Domain Spam Email

I own a few domains and recently received an email telling me that a similar domain to one that I own will be listed for sale. I checked the status of the domain and it shows that it’s currently in PENDING DELETE status, meaning it will become available to the public within a few days. This is actually a smart little tactic this spammer is employing. They are trying to gauge the value and interest level of a domain to determine whether or not it’s worth it to them to register right as it becomes available.

Priority Domain  Availability Notice for ****************.com:

In the next few  days,  ****************.com will be listed for sale.  Since you have a
similar domain name, I  thought you might be interested in acquiring

You can confirm  your interest in the domain ****************.com by filling out the
form here: ****************

After I receive  a confirmation that you are interested in the domain
****************.com, I  will be in touch with you promptly to make  arrangements.

I look forward  to hearing back from you.

Arthur Simmons
InTrust Domains

The take away from this email is check things out for yourself before just accepting the fact. Owning the domain referenced in the email may be nice but had I clicked on the link, InTrust Domains probably may register the domain since I showed some sort of interest by following through on their email. I’ll check in a few days to see if the domain is available. It’s not worth too much so I’m not too concern but am quite curious on the outcome.


One of my clients that I just started doing work was complaining about images not showing up on his site recently. I checked it out and what happened was the folder had a .htaccess file created there that restricted everyone but a few IPs. I thought that was kind of odd. I poked around more and saw that 3 PHP scripts were somehow uploaded into the folder that wrote the .htaccess file. The scripts were pretty creative and encrypted everything using hexadecimals along with a key. Fortunately, the key they used was the user agent, so I did a quick grep of the server logs and saw what user agent the script was being called was using and decoded the script.

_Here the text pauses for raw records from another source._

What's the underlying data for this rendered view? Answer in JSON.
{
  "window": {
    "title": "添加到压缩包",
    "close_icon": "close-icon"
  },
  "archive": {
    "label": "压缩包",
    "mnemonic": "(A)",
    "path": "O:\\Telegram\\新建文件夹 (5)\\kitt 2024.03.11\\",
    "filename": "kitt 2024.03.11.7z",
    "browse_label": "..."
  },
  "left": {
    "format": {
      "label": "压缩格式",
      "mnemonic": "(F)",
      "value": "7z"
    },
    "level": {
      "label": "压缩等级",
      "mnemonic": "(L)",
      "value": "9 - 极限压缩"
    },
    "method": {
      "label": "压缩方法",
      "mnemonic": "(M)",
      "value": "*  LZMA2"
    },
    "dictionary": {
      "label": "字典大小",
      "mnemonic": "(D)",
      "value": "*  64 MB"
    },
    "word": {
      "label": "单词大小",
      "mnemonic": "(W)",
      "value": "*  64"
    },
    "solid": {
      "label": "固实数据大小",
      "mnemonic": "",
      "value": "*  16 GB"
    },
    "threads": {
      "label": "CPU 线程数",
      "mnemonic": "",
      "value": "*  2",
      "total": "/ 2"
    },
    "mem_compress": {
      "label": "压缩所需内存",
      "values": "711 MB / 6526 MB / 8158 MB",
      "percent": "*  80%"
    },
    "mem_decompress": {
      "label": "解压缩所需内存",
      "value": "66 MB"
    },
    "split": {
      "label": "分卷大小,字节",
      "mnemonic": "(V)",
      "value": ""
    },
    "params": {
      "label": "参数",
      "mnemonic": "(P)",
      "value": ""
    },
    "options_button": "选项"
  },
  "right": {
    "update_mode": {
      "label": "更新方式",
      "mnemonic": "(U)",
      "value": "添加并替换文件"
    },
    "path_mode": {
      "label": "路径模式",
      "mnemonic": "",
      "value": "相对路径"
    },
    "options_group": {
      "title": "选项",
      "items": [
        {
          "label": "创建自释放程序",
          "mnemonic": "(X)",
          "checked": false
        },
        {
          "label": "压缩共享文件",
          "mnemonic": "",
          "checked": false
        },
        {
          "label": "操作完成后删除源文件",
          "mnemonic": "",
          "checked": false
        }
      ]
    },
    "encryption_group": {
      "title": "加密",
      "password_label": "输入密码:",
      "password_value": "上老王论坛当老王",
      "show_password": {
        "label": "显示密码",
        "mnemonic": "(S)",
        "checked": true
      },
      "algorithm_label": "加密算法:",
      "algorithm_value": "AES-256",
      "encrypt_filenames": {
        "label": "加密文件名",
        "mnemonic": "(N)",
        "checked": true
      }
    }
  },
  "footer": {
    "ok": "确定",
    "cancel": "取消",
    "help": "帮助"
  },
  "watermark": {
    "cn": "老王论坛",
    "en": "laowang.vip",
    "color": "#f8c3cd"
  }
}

It turns out that the scripts were basically DDOS scripts that could be triggered remotely based on parameters being sent in when calling the script.

Next step after getting rid of those and reading the code was trying to figure out how the scripts got in there in the first place. I didn’t have to look too far and saw that the folder was CHMOD 777. Obviously if a hacker wants to get in, they will find a way in, but CHMOD 777 is almost inviting them in with milk and cookies. I haven’t found out how the file was uploaded, but it’s possible they used a hole since the site was using an outdated open source software solution.

Moral of the story, don’t CHMOD 777 your folders when you don’t need to.

Chase Debt Card Stolen

I got a phone call today from Chase regarding suspicious activity on my business debt card. After a few minutes, I had learned that somehow my card was stolen along with my ATM pin along with 5 withdrawals of $500 from today and yesterday from various locations throughout California. I was worried that I would not see that money again but Chase immediately told me that I would get my money back after filing a claim.

The strange thing is that I never use my ATM card for any thing outside of depositing checks from 2 or 3 Chase ATMs in my area. I actually drove back to one of the ATMs and was looking around for a skimming device but didn’t notice anything out of the ordinary.

Back to the story, I was asked if I had access to an email to get access to a claim form. I gave them my email and was sent two emails within a few minutes with my login info.  I opened up the 2nd email which had my username with a subject of “Your Chase Customer Claims Secure Document Exchange Electronic Package is available online” and clicked on the link, which took me to

I set up my account and then logged in. I see a message waiting for me to be read, I click it and got the following message:


A system error has occurred. Please try again, but if you continue to see this message then contact the system administrator.

I tried a number of basic troubleshooting strategies such as clearing cookies, closing browser, using Chrome, Firefox and IE on Windows, switching to my Mac laptop, tried Chrome and Firefox, then loaded up VM Fusion with a Windows XP instance. I kept getting the same screen. I even viewed the source of the page, and tried going directly to the URL the javascript function was suppose to take me to.

No luck. I thought, maybe I’m just an idiot, why don’t I just call tech support. Of course, they told me to clear my cookies and reboot my computer. When has that seriously worked when there was an issue with a website?

I wonder that I can’t be the only one out there having the same issue. I eventually called Chase back and had them fax me the form.

First Blog Post

Finally starting my first blog. Hopefully I’ll manage to keep it updated with content.  I’ll be posting anything geek related, mostly from my programming adventures ranging from iPhone, Ruby on Rails, PHP, MySQL, etc…